Editor’s Note: Those who follow the Points Interview series know that Joe Spillane has managed this aspect of the blog since our founding. While in today’s iteration we mourn Joe’s departure, we are also delighted to announce that Contributing Editor Ron Roizen has agreed to take over as our official interview steward. A member of the merry research staff at the Alcohol Research Group at “Berzerkeley” in the early 1970s, it’s fitting that his first Points Interview is a “Freaky Friday” confab with Mark Christensen, another denizen of the Wild West. In addition to publishing several novels, Christensen has written for Rolling Stone, Playboy, and Oregon Magazine. Here he graces Points with his replies to our series of probing interrogatives on Acid Christ: Ken Kesey, LSD, and the Politics of Ecstasy (Schaffner Press, 2010).

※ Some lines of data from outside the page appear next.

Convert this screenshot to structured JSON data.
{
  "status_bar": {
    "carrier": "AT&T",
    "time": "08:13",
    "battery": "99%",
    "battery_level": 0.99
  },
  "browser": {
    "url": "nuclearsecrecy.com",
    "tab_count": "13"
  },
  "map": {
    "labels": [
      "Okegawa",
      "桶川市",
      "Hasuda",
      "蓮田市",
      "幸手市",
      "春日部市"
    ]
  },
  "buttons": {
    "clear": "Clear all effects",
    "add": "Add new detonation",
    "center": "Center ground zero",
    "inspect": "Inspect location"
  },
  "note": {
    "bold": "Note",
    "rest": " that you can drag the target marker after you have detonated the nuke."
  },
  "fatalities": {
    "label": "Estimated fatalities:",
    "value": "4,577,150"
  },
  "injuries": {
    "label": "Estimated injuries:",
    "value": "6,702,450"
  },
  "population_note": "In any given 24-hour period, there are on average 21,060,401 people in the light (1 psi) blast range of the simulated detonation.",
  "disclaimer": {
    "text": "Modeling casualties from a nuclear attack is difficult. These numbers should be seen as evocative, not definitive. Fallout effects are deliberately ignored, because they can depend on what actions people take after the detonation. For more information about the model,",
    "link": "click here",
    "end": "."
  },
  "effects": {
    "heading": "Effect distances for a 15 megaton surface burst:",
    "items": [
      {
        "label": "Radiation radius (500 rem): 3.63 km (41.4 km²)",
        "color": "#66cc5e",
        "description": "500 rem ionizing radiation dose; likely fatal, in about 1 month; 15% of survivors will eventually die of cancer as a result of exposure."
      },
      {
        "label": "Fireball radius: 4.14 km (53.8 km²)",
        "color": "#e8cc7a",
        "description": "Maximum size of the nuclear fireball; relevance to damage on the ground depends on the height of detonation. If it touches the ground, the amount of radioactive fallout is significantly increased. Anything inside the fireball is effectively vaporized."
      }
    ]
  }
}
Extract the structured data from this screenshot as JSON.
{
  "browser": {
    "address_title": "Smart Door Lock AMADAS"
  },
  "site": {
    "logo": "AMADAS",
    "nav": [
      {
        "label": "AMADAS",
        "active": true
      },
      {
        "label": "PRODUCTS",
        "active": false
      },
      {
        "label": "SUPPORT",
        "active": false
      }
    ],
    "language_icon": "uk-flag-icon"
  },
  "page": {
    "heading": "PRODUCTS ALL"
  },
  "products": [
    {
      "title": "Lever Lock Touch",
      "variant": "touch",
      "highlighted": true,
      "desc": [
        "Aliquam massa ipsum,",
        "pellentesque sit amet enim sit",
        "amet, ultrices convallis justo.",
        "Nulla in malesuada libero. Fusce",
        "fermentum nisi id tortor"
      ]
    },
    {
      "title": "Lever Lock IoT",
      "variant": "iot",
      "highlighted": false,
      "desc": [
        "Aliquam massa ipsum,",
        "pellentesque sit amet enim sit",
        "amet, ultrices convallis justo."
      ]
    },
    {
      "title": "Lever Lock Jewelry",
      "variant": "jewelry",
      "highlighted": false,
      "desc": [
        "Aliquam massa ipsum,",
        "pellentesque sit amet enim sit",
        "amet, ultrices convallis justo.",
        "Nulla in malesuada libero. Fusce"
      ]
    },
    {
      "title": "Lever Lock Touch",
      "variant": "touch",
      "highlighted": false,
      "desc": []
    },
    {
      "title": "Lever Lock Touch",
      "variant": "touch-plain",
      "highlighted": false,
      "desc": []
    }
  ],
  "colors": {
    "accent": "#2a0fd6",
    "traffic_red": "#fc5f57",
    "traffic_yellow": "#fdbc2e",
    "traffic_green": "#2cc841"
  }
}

I was contacted by a former editor working for my eventual publisher, Tim Schaffner. Tim had an idea for a new kind of nonfiction book, a “shepherd and his sheep” biography in which the writer would tell the story of a major modern “culture changer” and the change the “shepherd” brought from the writer’s own perspective. As one of the sheep. That would be me. A former upper middle-class “suburban-urchin,” I’d written about counterculture icons like David Crosby, Richard Pryor and Paul Krassner for Rolling Stone and High Times and, so to speak, the paradise that was “pre-AIDS ‘Freak Freely’ America.” So I guess I was a good get.
As for the shepherd, larger than life Ken Kesey was an easy choice. By age 28 he had two critically acclaimed bestselling novels, One Flew Over the Cuckoo’s Nest and Sometimes a Great Notion, a feat never bested by Ernest Hemingway, William Faulkner, Saul Bellow or John Updike.